Task to carry out =
Check each line of the entries for "next" and report the ones that have it.
◇ ◇ ◇ ◇
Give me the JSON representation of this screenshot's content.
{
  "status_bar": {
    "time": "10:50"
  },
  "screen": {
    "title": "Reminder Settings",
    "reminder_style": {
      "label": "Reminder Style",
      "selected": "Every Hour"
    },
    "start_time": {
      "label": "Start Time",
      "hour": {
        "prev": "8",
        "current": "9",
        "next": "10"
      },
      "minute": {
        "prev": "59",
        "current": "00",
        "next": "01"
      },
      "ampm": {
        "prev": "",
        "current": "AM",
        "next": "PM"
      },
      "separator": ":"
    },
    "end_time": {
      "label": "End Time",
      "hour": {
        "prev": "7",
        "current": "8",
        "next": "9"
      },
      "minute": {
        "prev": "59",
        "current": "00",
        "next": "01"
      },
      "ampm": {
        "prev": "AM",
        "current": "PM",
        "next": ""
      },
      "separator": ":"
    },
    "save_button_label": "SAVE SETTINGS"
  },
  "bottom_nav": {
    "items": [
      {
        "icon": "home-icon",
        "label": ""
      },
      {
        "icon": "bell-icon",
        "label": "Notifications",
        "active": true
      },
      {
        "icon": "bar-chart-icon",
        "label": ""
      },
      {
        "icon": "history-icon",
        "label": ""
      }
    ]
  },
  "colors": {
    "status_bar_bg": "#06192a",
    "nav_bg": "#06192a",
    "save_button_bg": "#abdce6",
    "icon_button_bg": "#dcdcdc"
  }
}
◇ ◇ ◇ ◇
Written response =
        "next": "10"
        "next": "01"
        "next": "PM"
        "next": "9"
        "next": "01"
        "next": ""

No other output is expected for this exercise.